Dataset records.
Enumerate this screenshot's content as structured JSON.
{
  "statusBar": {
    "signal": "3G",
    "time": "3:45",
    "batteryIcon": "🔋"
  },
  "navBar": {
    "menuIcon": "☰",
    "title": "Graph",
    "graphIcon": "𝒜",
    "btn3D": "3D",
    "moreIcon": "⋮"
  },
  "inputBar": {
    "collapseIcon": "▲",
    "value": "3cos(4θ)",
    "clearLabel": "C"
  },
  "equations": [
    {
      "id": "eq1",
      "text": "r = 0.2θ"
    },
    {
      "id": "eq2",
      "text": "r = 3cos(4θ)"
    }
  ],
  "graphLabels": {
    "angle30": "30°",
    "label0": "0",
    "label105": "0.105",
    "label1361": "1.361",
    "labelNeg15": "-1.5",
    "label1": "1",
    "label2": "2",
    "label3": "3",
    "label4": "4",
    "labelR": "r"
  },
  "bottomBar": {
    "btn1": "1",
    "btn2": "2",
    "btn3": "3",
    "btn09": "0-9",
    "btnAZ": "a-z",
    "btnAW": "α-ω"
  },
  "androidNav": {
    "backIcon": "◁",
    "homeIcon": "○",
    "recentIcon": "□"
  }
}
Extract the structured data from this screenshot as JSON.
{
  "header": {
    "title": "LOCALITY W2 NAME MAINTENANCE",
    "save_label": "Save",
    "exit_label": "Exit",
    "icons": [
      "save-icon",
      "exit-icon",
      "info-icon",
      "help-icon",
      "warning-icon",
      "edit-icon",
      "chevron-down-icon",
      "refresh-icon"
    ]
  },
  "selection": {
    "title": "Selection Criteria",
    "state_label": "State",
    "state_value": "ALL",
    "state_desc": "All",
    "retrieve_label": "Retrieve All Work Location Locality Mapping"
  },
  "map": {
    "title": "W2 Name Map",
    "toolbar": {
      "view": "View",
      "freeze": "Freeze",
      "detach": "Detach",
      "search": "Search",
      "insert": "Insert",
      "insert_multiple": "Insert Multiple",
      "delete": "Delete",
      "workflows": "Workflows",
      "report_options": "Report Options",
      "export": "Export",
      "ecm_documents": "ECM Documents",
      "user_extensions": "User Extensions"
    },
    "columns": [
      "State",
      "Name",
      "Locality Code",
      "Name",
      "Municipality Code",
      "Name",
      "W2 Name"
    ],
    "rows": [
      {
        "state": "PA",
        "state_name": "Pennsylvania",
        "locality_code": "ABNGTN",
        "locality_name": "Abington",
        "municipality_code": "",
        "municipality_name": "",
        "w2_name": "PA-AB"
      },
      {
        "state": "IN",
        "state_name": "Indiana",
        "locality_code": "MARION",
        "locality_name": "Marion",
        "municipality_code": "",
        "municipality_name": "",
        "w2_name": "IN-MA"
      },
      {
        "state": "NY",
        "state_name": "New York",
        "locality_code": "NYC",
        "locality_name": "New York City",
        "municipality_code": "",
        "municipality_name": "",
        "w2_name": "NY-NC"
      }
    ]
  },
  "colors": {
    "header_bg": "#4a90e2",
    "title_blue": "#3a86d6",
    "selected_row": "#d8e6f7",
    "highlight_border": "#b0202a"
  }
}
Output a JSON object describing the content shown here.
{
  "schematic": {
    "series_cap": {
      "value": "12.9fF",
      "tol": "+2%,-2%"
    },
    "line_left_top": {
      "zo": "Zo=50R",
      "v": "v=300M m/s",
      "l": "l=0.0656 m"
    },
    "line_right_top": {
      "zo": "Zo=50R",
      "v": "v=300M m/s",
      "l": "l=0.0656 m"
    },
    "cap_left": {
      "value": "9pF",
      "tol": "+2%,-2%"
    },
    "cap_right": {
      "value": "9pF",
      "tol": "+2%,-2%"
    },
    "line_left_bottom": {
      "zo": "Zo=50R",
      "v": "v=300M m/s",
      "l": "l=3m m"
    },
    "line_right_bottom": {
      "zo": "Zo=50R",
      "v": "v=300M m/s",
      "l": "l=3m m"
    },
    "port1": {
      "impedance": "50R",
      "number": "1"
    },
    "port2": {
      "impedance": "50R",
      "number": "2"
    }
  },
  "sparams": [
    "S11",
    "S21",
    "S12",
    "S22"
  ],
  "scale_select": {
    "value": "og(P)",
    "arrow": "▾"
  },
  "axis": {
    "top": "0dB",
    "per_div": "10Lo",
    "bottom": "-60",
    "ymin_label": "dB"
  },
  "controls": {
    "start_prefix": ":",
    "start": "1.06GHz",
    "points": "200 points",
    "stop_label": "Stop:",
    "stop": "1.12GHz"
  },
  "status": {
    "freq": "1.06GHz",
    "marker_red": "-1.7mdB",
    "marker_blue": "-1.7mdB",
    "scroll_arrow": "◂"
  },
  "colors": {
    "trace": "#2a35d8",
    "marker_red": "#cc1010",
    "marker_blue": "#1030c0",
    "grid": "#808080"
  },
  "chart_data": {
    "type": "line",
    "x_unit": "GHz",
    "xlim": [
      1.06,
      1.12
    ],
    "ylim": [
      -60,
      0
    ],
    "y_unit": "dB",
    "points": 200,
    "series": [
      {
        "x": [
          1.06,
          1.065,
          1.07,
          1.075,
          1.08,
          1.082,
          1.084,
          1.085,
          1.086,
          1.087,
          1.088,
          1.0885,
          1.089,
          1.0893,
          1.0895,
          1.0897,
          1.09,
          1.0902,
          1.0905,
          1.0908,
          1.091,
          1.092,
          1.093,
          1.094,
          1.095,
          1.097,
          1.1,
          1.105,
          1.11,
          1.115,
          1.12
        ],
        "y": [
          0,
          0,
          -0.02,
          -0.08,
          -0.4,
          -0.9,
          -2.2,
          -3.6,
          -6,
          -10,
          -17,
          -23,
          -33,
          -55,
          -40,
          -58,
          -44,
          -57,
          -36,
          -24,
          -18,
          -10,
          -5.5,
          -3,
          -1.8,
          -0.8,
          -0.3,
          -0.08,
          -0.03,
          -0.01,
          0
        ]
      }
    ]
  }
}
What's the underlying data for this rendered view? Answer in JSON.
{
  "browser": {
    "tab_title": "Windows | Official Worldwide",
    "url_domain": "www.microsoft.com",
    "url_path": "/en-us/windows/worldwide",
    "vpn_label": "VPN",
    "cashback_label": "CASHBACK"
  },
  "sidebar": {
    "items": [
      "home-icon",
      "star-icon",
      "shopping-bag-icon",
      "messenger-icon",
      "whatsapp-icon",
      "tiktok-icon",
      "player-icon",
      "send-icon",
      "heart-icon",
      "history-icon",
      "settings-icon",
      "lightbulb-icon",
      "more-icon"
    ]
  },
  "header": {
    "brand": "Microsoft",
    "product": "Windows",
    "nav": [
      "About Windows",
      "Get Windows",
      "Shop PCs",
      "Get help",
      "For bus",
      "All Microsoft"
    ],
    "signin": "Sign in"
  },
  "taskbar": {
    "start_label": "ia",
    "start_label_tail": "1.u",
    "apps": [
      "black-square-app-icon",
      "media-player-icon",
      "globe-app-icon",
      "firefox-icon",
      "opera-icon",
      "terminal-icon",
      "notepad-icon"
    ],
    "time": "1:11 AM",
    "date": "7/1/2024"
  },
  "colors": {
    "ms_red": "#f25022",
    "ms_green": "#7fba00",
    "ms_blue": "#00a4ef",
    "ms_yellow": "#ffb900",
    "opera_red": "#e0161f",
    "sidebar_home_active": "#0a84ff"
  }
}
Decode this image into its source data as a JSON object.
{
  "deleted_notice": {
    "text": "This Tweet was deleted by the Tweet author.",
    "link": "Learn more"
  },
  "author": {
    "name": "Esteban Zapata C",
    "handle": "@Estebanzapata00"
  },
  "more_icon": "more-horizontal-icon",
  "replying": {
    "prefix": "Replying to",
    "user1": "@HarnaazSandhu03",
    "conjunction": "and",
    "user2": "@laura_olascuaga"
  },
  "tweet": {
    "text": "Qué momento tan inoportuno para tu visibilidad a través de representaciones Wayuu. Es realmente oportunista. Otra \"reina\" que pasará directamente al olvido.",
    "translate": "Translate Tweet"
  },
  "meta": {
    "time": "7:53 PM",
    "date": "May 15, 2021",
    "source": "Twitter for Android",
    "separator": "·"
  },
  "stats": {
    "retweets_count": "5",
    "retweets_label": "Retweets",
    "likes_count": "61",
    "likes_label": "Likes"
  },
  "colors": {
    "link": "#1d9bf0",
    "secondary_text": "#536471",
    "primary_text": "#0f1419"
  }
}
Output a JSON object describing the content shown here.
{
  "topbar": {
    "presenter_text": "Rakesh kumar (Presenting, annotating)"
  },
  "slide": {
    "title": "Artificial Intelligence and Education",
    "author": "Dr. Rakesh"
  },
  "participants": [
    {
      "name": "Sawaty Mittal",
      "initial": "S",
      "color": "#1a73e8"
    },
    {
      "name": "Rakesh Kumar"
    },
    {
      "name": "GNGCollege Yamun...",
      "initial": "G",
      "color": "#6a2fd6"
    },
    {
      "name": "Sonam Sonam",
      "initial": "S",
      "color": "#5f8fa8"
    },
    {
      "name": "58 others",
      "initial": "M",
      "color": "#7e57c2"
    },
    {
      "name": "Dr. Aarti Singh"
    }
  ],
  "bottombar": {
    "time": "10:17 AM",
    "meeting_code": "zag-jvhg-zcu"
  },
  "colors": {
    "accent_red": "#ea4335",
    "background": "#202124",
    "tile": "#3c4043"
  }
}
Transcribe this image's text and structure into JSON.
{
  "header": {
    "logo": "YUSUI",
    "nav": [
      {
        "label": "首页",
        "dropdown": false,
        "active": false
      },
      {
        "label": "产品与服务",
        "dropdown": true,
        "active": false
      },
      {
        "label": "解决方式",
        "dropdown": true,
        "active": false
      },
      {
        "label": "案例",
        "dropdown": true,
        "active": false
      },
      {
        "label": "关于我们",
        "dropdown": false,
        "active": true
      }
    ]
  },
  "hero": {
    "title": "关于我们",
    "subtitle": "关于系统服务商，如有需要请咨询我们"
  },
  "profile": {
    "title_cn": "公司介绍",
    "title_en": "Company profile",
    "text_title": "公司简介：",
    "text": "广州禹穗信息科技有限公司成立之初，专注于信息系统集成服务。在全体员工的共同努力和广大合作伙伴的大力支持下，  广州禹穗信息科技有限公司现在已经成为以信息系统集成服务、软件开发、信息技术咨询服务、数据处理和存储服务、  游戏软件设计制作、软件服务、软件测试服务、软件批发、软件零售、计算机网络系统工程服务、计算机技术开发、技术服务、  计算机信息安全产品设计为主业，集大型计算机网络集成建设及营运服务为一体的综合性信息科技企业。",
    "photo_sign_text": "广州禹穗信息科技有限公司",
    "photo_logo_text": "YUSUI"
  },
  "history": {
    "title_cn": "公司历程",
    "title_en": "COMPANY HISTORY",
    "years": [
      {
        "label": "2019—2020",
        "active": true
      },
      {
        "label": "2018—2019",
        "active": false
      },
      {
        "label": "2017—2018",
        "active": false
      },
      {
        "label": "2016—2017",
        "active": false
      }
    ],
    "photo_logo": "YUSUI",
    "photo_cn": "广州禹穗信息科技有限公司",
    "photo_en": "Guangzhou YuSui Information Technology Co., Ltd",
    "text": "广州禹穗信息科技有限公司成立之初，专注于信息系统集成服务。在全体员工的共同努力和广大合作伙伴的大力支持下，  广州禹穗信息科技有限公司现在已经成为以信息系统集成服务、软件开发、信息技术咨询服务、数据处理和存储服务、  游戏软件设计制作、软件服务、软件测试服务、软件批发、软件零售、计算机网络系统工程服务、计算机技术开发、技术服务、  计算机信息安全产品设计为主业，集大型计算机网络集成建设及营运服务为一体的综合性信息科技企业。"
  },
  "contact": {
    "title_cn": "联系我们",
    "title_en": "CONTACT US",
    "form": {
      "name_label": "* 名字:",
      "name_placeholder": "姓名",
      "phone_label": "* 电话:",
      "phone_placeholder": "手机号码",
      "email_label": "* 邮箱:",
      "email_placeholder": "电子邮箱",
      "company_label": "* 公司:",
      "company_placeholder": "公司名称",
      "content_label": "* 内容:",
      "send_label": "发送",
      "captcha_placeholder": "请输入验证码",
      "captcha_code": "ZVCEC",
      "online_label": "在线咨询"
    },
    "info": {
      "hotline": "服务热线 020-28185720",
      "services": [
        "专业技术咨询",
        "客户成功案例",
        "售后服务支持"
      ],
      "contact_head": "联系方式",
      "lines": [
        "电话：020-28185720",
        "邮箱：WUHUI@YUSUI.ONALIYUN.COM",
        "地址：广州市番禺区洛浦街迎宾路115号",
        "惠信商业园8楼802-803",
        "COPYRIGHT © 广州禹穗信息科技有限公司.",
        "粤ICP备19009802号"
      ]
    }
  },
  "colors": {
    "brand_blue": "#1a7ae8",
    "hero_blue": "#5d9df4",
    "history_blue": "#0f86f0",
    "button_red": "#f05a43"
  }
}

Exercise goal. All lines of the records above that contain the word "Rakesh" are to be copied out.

Answer section.
    "presenter_text": "Rakesh kumar (Presenting, annotating)"
    "author": "Dr. Rakesh"
      "name": "Rakesh Kumar"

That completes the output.